Make the bread
- In the microwave, melt the butter. When completely melted, set aside and let cool slightly.
- Toast the almonds in a nonstick skillet over high heat or in the oven. When sufficiently browned, but not burned, remove from the heat, and cool.
- Measure the currants, raisins, cranberries and apricots into a bowl.
- Cover the dried fruit with hot water, and let stand for 10 minutes.
- Drain the fruit, then return to its original bowl, and stir in the rum before setting aside.
- In another bowl, measure out and beat the 2 whole eggs and 2 yolks.
- Once the sponge is ready, pour the beaten eggs, melted butter and vanilla extract into the sponge mixture, and stir together. Fold in the rum-soaked fruit, then set the sponge and fruit mixture aside.
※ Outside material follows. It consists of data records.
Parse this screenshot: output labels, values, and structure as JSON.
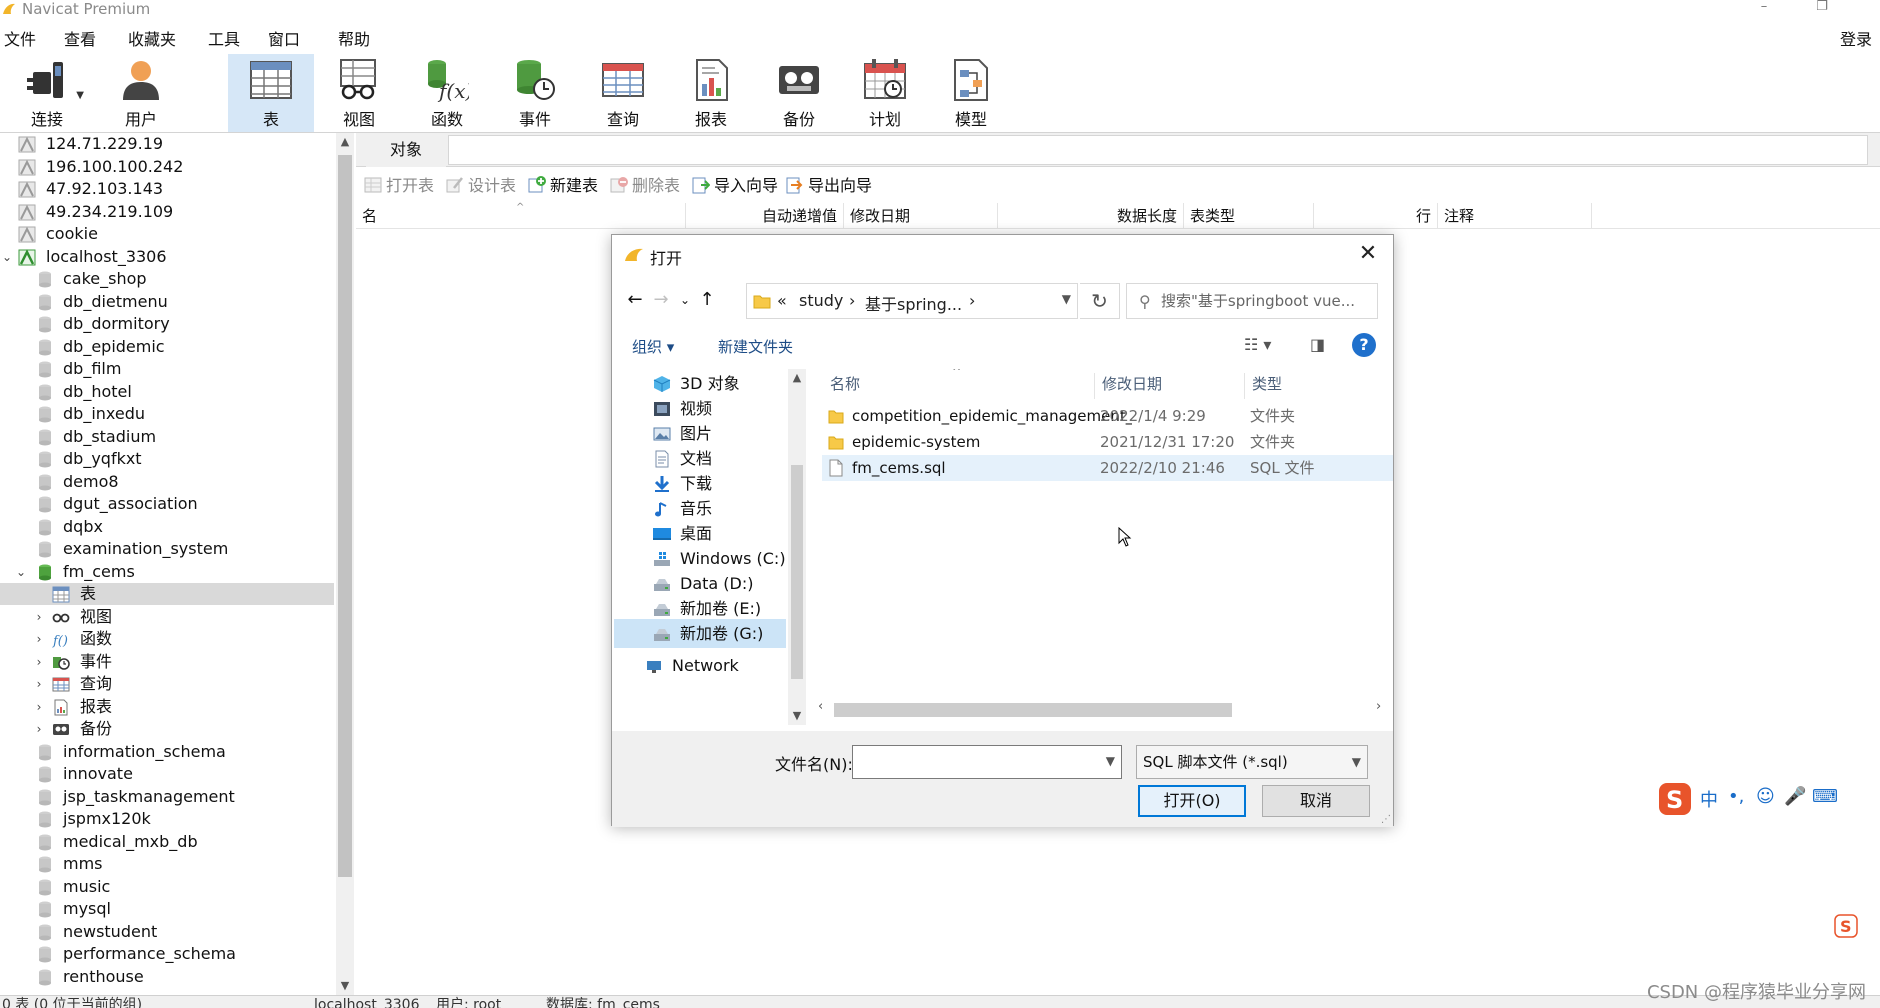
{
  "app": {
    "title": "Navicat Premium"
  },
  "menu": {
    "items": [
      "文件",
      "查看",
      "收藏夹",
      "工具",
      "窗口",
      "帮助"
    ],
    "login": "登录"
  },
  "toolbar": {
    "items": [
      {
        "label": "连接",
        "icon": "plug-icon"
      },
      {
        "label": "用户",
        "icon": "user-icon"
      },
      {
        "label": "表",
        "icon": "table-icon",
        "active": true
      },
      {
        "label": "视图",
        "icon": "view-glasses-icon"
      },
      {
        "label": "函数",
        "icon": "function-icon"
      },
      {
        "label": "事件",
        "icon": "event-clock-icon"
      },
      {
        "label": "查询",
        "icon": "query-icon"
      },
      {
        "label": "报表",
        "icon": "report-icon"
      },
      {
        "label": "备份",
        "icon": "backup-icon"
      },
      {
        "label": "计划",
        "icon": "schedule-icon"
      },
      {
        "label": "模型",
        "icon": "model-icon"
      }
    ]
  },
  "tree": {
    "items": [
      {
        "label": "124.71.229.19",
        "level": 0,
        "kind": "conn"
      },
      {
        "label": "196.100.100.242",
        "level": 0,
        "kind": "conn"
      },
      {
        "label": "47.92.103.143",
        "level": 0,
        "kind": "conn"
      },
      {
        "label": "49.234.219.109",
        "level": 0,
        "kind": "conn"
      },
      {
        "label": "cookie",
        "level": 0,
        "kind": "conn"
      },
      {
        "label": "localhost_3306",
        "level": 0,
        "kind": "conn-open",
        "expanded": true
      },
      {
        "label": "cake_shop",
        "level": 1,
        "kind": "db"
      },
      {
        "label": "db_dietmenu",
        "level": 1,
        "kind": "db"
      },
      {
        "label": "db_dormitory",
        "level": 1,
        "kind": "db"
      },
      {
        "label": "db_epidemic",
        "level": 1,
        "kind": "db"
      },
      {
        "label": "db_film",
        "level": 1,
        "kind": "db"
      },
      {
        "label": "db_hotel",
        "level": 1,
        "kind": "db"
      },
      {
        "label": "db_inxedu",
        "level": 1,
        "kind": "db"
      },
      {
        "label": "db_stadium",
        "level": 1,
        "kind": "db"
      },
      {
        "label": "db_yqfkxt",
        "level": 1,
        "kind": "db"
      },
      {
        "label": "demo8",
        "level": 1,
        "kind": "db"
      },
      {
        "label": "dgut_association",
        "level": 1,
        "kind": "db"
      },
      {
        "label": "dqbx",
        "level": 1,
        "kind": "db"
      },
      {
        "label": "examination_system",
        "level": 1,
        "kind": "db"
      },
      {
        "label": "fm_cems",
        "level": 1,
        "kind": "db-open",
        "expanded": true
      },
      {
        "label": "表",
        "level": 2,
        "kind": "tables",
        "selected": true
      },
      {
        "label": "视图",
        "level": 2,
        "kind": "views",
        "collapsed": true
      },
      {
        "label": "函数",
        "level": 2,
        "kind": "functions",
        "collapsed": true
      },
      {
        "label": "事件",
        "level": 2,
        "kind": "events",
        "collapsed": true
      },
      {
        "label": "查询",
        "level": 2,
        "kind": "queries",
        "collapsed": true
      },
      {
        "label": "报表",
        "level": 2,
        "kind": "reports",
        "collapsed": true
      },
      {
        "label": "备份",
        "level": 2,
        "kind": "backups",
        "collapsed": true
      },
      {
        "label": "information_schema",
        "level": 1,
        "kind": "db"
      },
      {
        "label": "innovate",
        "level": 1,
        "kind": "db"
      },
      {
        "label": "jsp_taskmanagement",
        "level": 1,
        "kind": "db"
      },
      {
        "label": "jspmx120k",
        "level": 1,
        "kind": "db"
      },
      {
        "label": "medical_mxb_db",
        "level": 1,
        "kind": "db"
      },
      {
        "label": "mms",
        "level": 1,
        "kind": "db"
      },
      {
        "label": "music",
        "level": 1,
        "kind": "db"
      },
      {
        "label": "mysql",
        "level": 1,
        "kind": "db"
      },
      {
        "label": "newstudent",
        "level": 1,
        "kind": "db"
      },
      {
        "label": "performance_schema",
        "level": 1,
        "kind": "db"
      },
      {
        "label": "renthouse",
        "level": 1,
        "kind": "db"
      }
    ]
  },
  "main": {
    "tab": "对象",
    "actions": [
      {
        "label": "打开表",
        "disabled": true,
        "icon": "open-table-icon"
      },
      {
        "label": "设计表",
        "disabled": true,
        "icon": "design-table-icon"
      },
      {
        "label": "新建表",
        "disabled": false,
        "icon": "new-table-icon"
      },
      {
        "label": "删除表",
        "disabled": true,
        "icon": "delete-table-icon"
      },
      {
        "label": "导入向导",
        "disabled": false,
        "icon": "import-wizard-icon"
      },
      {
        "label": "导出向导",
        "disabled": false,
        "icon": "export-wizard-icon"
      }
    ],
    "columns": [
      "名",
      "自动递增值",
      "修改日期",
      "数据长度",
      "表类型",
      "行",
      "注释"
    ]
  },
  "dialog": {
    "title": "打开",
    "address": {
      "prefix": "«",
      "segments": [
        "study",
        "基于spring..."
      ]
    },
    "search_placeholder": "搜索\"基于springboot vue...",
    "organize": "组织 ▾",
    "new_folder": "新建文件夹",
    "nav": [
      {
        "label": "3D 对象",
        "icon": "3d-objects-icon"
      },
      {
        "label": "视频",
        "icon": "videos-icon"
      },
      {
        "label": "图片",
        "icon": "pictures-icon"
      },
      {
        "label": "文档",
        "icon": "documents-icon"
      },
      {
        "label": "下载",
        "icon": "downloads-icon"
      },
      {
        "label": "音乐",
        "icon": "music-icon"
      },
      {
        "label": "桌面",
        "icon": "desktop-icon"
      },
      {
        "label": "Windows (C:)",
        "icon": "drive-icon"
      },
      {
        "label": "Data (D:)",
        "icon": "drive-icon"
      },
      {
        "label": "新加卷 (E:)",
        "icon": "drive-icon"
      },
      {
        "label": "新加卷 (G:)",
        "icon": "drive-icon",
        "selected": true
      },
      {
        "label": "Network",
        "icon": "network-icon"
      }
    ],
    "list_headers": {
      "name": "名称",
      "date": "修改日期",
      "type": "类型"
    },
    "files": [
      {
        "name": "competition_epidemic_management_...",
        "date": "2022/1/4 9:29",
        "type": "文件夹",
        "kind": "folder"
      },
      {
        "name": "epidemic-system",
        "date": "2021/12/31 17:20",
        "type": "文件夹",
        "kind": "folder"
      },
      {
        "name": "fm_cems.sql",
        "date": "2022/2/10 21:46",
        "type": "SQL 文件",
        "kind": "file",
        "hover": true
      }
    ],
    "filename_label": "文件名(N):",
    "filename_value": "",
    "filter": "SQL 脚本文件 (*.sql)",
    "open_label": "打开(O)",
    "cancel_label": "取消"
  },
  "status": {
    "left": "0 表 (0 位于当前的组)",
    "conn": "localhost_3306",
    "user": "用户: root",
    "db": "数据库: fm_cems"
  },
  "watermark": "CSDN @程序猿毕业分享网",
  "ime": {
    "items": [
      "中",
      "•,",
      "☺",
      "🎤",
      "⌨"
    ]
  }
}
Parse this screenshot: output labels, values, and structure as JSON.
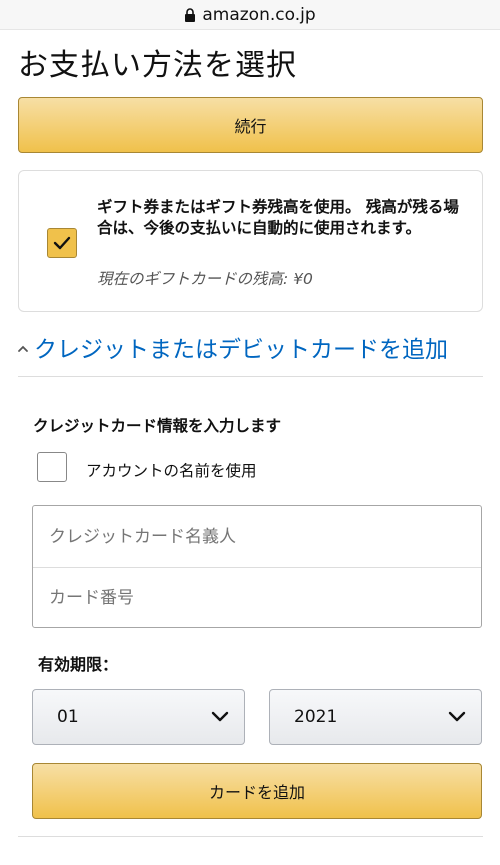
{
  "browser": {
    "domain": "amazon.co.jp"
  },
  "page": {
    "title": "お支払い方法を選択",
    "continue_label": "続行"
  },
  "gift": {
    "text": "ギフト券またはギフト券残高を使用。 残高が残る場合は、今後の支払いに自動的に使用されます。",
    "balance": "現在のギフトカードの残高: ¥0",
    "checked": true
  },
  "add_card_section": {
    "link_label": "クレジットまたはデビットカードを追加",
    "heading": "クレジットカード情報を入力します",
    "use_account_name_label": "アカウントの名前を使用",
    "cardholder_placeholder": "クレジットカード名義人",
    "card_number_placeholder": "カード番号",
    "expiry_label": "有効期限：",
    "month_value": "01",
    "year_value": "2021",
    "add_card_label": "カードを追加"
  },
  "colors": {
    "button_yellow": "#f0c14b",
    "link_blue": "#0066c0"
  },
  "icons": {
    "lock": "lock-icon",
    "checkmark": "checkmark-icon",
    "chevron_up": "chevron-up-icon",
    "chevron_down": "chevron-down-icon"
  }
}
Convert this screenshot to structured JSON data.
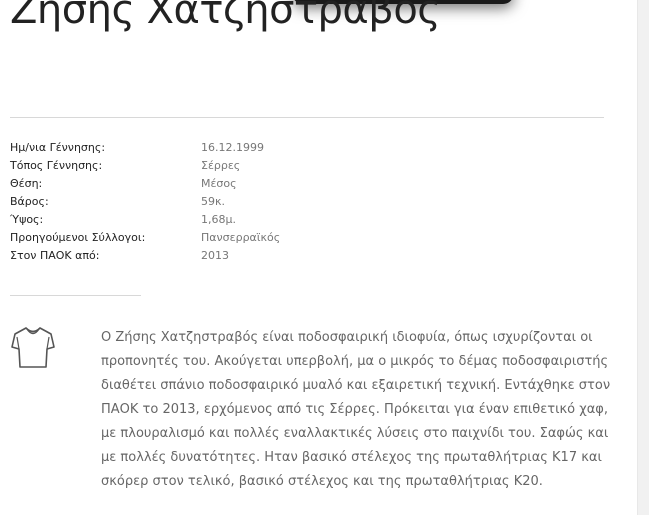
{
  "player": {
    "name": "Ζήσης Χατζηστραβός"
  },
  "info": {
    "rows": [
      {
        "label": "Ημ/νια Γέννησης:",
        "value": "16.12.1999"
      },
      {
        "label": "Τόπος Γέννησης:",
        "value": "Σέρρες"
      },
      {
        "label": "Θέση:",
        "value": "Μέσος"
      },
      {
        "label": "Βάρος:",
        "value": "59κ."
      },
      {
        "label": "Ύψος:",
        "value": "1,68μ."
      },
      {
        "label": "Προηγούμενοι Σύλλογοι:",
        "value": "Πανσερραϊκός"
      },
      {
        "label": "Στον ΠΑΟΚ από:",
        "value": "2013"
      }
    ]
  },
  "bio": {
    "icon": "shirt-icon",
    "text": "Ο Ζήσης Χατζηστραβός είναι ποδοσφαιρική ιδιοφυία, όπως ισχυρίζονται οι προπονητές του. Ακούγεται υπερβολή, μα ο μικρός το δέμας ποδοσφαιριστής διαθέτει σπάνιο ποδοσφαιρικό μυαλό και εξαιρετική τεχνική. Εντάχθηκε στον ΠΑΟΚ το 2013, ερχόμενος από τις Σέρρες. Πρόκειται για έναν επιθετικό χαφ, με πλουραλισμό και πολλές εναλλακτικές λύσεις στο παιχνίδι του. Σαφώς και με πολλές δυνατότητες. Ηταν βασικό στέλεχος της πρωταθλήτριας Κ17 και σκόρερ στον τελικό, βασικό στέλεχος και της πρωταθλήτριας Κ20."
  },
  "colors": {
    "heading": "#222222",
    "label": "#222222",
    "value": "#777777",
    "body_text": "#666666",
    "divider": "#d8d8d8"
  }
}
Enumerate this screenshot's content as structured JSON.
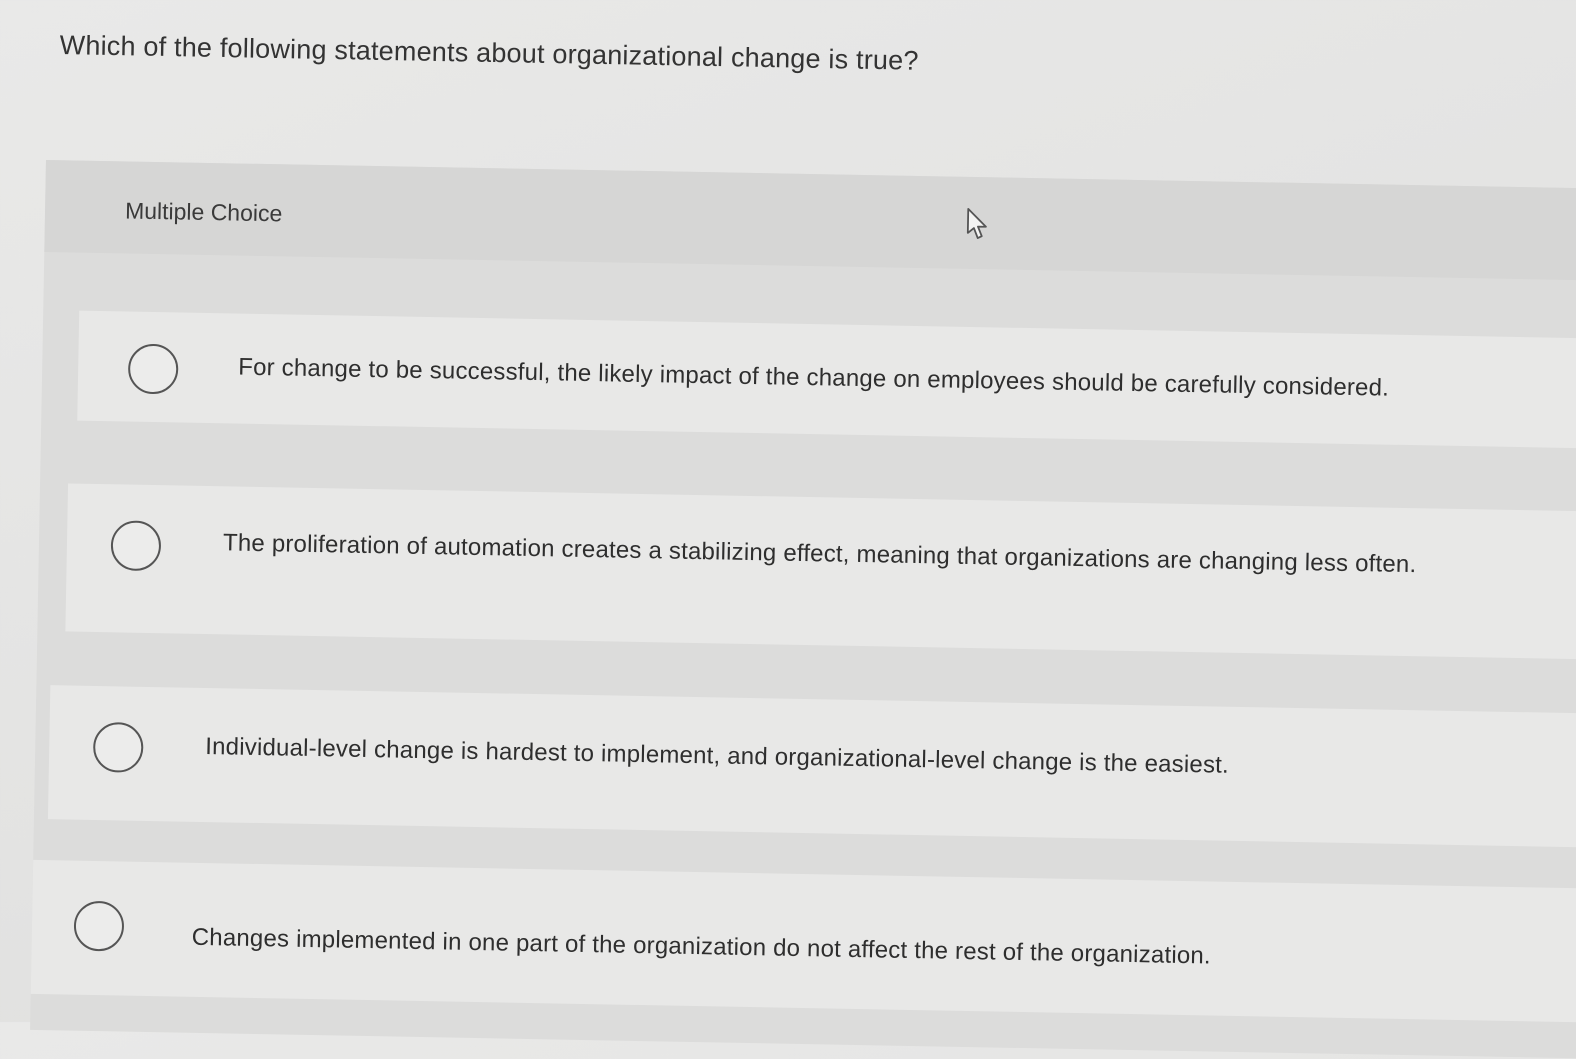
{
  "question": {
    "text": "Which of the following statements about organizational change is true?"
  },
  "multiple_choice": {
    "label": "Multiple Choice",
    "cursor": "pointer-arrow-icon",
    "options": [
      {
        "text": "For change to be successful, the likely impact of the change on employees should be carefully considered.",
        "selected": false
      },
      {
        "text": "The proliferation of automation creates a stabilizing effect, meaning that organizations are changing less often.",
        "selected": false
      },
      {
        "text": "Individual-level change is hardest to implement, and organizational-level change is the easiest.",
        "selected": false
      },
      {
        "text": "Changes implemented in one part of the organization do not affect the rest of the organization.",
        "selected": false
      }
    ]
  }
}
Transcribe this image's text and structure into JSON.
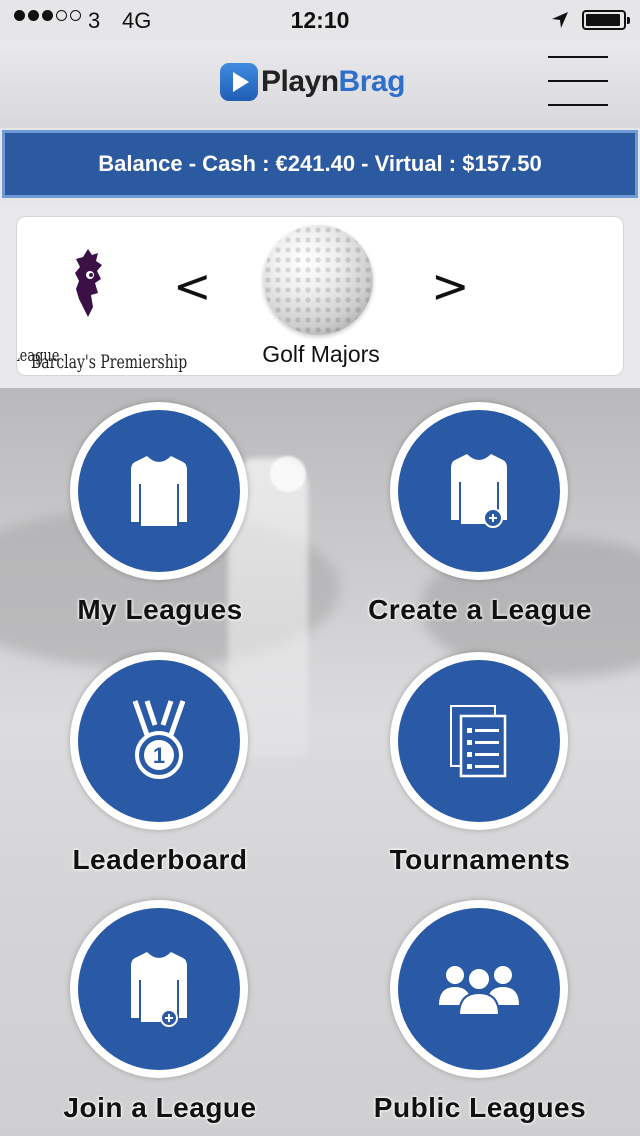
{
  "status_bar": {
    "carrier": "3",
    "network": "4G",
    "time": "12:10"
  },
  "header": {
    "logo_part1": "Playn",
    "logo_part2": "Brag"
  },
  "balance": {
    "text": "Balance - Cash :  €241.40 - Virtual : $157.50"
  },
  "sport_selector": {
    "prev_label": "League",
    "prev_label2": "Barclay's Premiership",
    "left_arrow": "<",
    "right_arrow": ">",
    "current": "Golf Majors"
  },
  "tiles": [
    {
      "label": "My Leagues",
      "icon": "shirt-icon"
    },
    {
      "label": "Create a League",
      "icon": "shirt-add-icon"
    },
    {
      "label": "Leaderboard",
      "icon": "medal-icon"
    },
    {
      "label": "Tournaments",
      "icon": "document-list-icon"
    },
    {
      "label": "Join a League",
      "icon": "shirt-join-icon"
    },
    {
      "label": "Public Leagues",
      "icon": "group-icon"
    }
  ],
  "colors": {
    "accent": "#2a5aa6",
    "balance_bg": "#2c5aa0",
    "brand_blue": "#2e6fc9"
  }
}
- In the large bowl of a stand mixer, measure 4 cups of unbleached all-purpose flour, the sugar, salt, anise seeds, cardamom, cinnamon, orange and lemon zests, as well as the toasted slivered almonds. Whisk together.
- Pour the sponge mixture over the flour mixture and combine using the dough hook of the stand mixer. Start the mixer on a low speed, turning it up once the loose flour begins incorporating into the dough.
- When the dough comes together, allow the stand mixer to knead the dough for a few minutes before turning off the appliance and transferring the dough to a greased large bowl.
- Cover the bowl containing the dough with plastic wrap or a damp towel. Let the dough rise in a warm place until it has doubled in size. This should take around 45 minutes.
- Once the dough has doubled in size, punch the dough down and knead it lightly before cutting it in half and forming two loaves in whatever form you would like. (Round loaves are pretty straightforward and simple, but braided loafs, as pictured here, or even rectangular ones are beautiful!)
- Place the loaves side by side on a large parchment paper-lined baking sheet. Leave at least 4" between the two, as they will rise again.
- Cover the loaves with plastic wrap or with a damp kitchen towel, and let rise until doubled. This rise should take around 30 minutes.
- When the loaves have doubled in size, preheat the oven to 350°F.
- While the oven preheats, make the egg wash: Using the remaining egg yolk and the heavy whipping cream, beat the ingredients together with a fork.
- Brush the loaves generously with the egg wash, then sprinkle with the raw sugar.
- Transfer the leaves to the oven. Bake for 45 minutes or until the loaves are a dark, glossy brown.
- Once cooked through, transfer the loaves to a cooling rack and allow them to cool completely before enjoying.
Recipe NotesAdapted from this recipe from The New York Times.
Do you make a specific traditional dish for Easter?
Have you ever made Easter bread?
The photos and recipe for this Blizzard cocktail were originally published on April 18, 2014. The photographs, along with the text of this blog post, were updated on March 23, 2017.